Pankaj Jalote and B N Jain
The government recently said that it would open more Indian Institutes of Technology (IITs). While any move in this direction is welcome, the existing model of wholly state-funded IITs is not amenable to increasing the numbers and enhancing quality.
After the first five IITs which came up three to four decades back, the government has set up only one, in Guwahati. But since the 60s, India's population has doubled and numbers of the educated seeking admission have probably gone up tenfold. Unable to cope, the government started renaming existing institutions as IITs. The key difficulty today in starting an IIT is attracting and retaining good faculty.
To attract quality faculty, we need good students, a vibrant research environment and attractive compensation. Good students are available in plenty in India, at least at the undergraduate level. The challenges lie in the other two areas, and they cannot be met by promoting new IITs exclusively in the government sector due to resource and management constraints in the present model.
In an era of public-private partnerships (PPP), it is worth extending the PPP approach to starting new IITs. Private sector dynamism and long-term social commitment of the government can come together to create quality institutes.

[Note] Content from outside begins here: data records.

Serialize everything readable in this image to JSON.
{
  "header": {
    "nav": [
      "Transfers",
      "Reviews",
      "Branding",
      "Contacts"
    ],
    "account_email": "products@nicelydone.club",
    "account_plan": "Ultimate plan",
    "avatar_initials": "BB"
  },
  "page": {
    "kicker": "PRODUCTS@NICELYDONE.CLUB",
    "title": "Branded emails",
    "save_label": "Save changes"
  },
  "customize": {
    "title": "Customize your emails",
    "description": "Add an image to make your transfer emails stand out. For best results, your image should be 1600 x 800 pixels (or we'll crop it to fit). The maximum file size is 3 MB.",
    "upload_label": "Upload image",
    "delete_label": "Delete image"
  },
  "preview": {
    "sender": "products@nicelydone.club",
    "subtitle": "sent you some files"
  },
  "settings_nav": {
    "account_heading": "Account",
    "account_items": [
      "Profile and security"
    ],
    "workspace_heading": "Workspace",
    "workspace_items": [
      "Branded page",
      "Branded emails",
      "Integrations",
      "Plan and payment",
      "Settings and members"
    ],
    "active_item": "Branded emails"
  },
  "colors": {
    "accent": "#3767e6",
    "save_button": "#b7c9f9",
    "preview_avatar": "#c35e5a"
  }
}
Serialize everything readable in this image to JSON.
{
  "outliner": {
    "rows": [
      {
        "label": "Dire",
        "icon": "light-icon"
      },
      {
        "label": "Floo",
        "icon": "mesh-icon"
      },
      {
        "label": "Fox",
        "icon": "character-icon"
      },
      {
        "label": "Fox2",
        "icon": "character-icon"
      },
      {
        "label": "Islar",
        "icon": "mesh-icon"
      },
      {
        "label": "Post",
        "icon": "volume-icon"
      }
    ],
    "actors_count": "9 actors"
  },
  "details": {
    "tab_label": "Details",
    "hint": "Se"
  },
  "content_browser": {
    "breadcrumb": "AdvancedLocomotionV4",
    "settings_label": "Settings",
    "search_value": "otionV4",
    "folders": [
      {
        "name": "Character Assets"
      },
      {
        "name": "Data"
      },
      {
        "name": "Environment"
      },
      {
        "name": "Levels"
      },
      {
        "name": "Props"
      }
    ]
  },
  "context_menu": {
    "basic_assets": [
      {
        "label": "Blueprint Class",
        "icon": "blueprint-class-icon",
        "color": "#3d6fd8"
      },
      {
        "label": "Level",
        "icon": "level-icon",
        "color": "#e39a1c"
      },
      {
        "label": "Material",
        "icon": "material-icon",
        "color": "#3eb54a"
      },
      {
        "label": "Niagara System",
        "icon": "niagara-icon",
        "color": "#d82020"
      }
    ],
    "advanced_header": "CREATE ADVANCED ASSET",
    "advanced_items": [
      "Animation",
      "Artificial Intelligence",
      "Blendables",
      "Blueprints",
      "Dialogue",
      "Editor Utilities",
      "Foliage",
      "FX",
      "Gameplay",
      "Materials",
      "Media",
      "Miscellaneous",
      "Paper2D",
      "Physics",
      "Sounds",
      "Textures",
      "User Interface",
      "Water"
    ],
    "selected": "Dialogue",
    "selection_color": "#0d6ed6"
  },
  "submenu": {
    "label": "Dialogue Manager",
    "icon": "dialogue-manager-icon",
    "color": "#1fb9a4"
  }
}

A modified BOT (build-operate-transfer) model can be applied here.
Monday, April 23, 2007
IIT to be Setup between Bihta and Koilwar
Patna: April 18, 2007
The state government has decided to allot 500 acres of land between Bihta and Koilwar to set up the branch of Indian Institute of Technology (IIT), Kanpur branch, sources in Patna said on Monday.
The area identified for the IIT campus is easily accessible by road and is less than 50 kilometers from Patna airport.
A visit from the Central Human Resources Ministry and IIT Kanpur officials is expected soon and once the area selected is approved by them, the government will initiate steps to acquire the land, sources said.
Officials said that in the beginning, the Bihta campus will be used as a branch of the IIT Kanpur but later will be accorded full autonomy.
Whether this arrangement is sound and in favor of the long term interest of Bihar, only time will tell.